The FTSE 100 jumped by over 700 points, or 16 per cent, late September/mid-October 2001: a recovery after the 11 September terror attack on the World Trade Center. In October 2008, the FTSE 100 surged 602 points, or 15 per cent, over two trading sessions.
It fell back again before rocketing a few weeks later by 26 per cent to 4639. Also, in the two months after the March 2009 low at 3460, the index rose over 1,000 points, or 31 per cent to 4520.
Regular contributor to Interactive Investor Lance Roberts, 'never' suggests being in 'all cash', but does currently believe investors should use these rallies to reduce the equity risk in their portfolios by banking profits, moving trailing stop-losses to new levels and reviewing portfolio allocation in line with risk tolerance.
The one thing investors shouldn't do, however, is hit the sell button in a blind panic.
'The panic is being overdone,' explains Nigel Green, chief executive of financial consultancy deVere Group.
'We need to see the bigger picture. For instance, the global economy is growing around 3 per cent; and whilst China's economy - which is the focus of so much of the recent sell-offs - has slowed, there's still growth, strong consumption, and indeed the world's second largest economy does look relatively stable.'
As stock markets are generally quite predictable over time, rising over multi-year periods, long-term investing is the most reliable way to generate capital growth.
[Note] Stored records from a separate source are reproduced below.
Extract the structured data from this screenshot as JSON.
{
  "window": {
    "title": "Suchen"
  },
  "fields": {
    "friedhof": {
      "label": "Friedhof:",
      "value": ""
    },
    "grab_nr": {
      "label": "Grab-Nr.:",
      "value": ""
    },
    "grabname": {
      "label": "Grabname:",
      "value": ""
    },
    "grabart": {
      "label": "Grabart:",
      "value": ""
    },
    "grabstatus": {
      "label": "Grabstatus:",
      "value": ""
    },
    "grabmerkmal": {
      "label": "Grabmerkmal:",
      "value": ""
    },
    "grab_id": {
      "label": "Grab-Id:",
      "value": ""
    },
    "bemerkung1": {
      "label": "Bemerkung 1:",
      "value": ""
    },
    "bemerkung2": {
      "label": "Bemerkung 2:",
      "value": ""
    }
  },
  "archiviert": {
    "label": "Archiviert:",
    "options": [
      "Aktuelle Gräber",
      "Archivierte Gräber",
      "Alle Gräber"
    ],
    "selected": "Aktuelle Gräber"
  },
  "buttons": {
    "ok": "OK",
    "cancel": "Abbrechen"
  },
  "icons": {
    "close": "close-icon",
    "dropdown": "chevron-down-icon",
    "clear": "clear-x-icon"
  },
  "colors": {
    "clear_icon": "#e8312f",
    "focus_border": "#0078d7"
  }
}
By investing small amounts regularly, a pound cost averaging strategy is favoured by many.
With the FTSE All-Share index sliding 22.7 per cent from its 2015 April high, investors may be able to find value in some high-quality companies. Carefully consider any potential buying opportunities, as guessing the bottom with any great accuracy is near-impossible in a bear market.
For protection against global headwinds, portfolios should be diversified across asset classes, sectors and regions, with investors keeping some powder dry for emergencies, says Green.
This advice mirrors market sentiment. Three-quarters of investors polled by Interactive Investor said they are hanging on to their holdings, while 37 per cent believe now is the right time to buy.
'Global equities remain under severe pressure, with many markets already in bear territory and others heading there fast. With every upturn being followed by steeper falls, investors are understandably becoming increasingly wary of committing new cash to the market,' O'Keeffe explains.
'While concerns about China, global growth, the oil price and even US politics may all add to the fear factor, the current sell-off has taken stocks to historically very attractive valuation levels. At some point the market is going to turn and history may well view this as a golden buying opportunity.'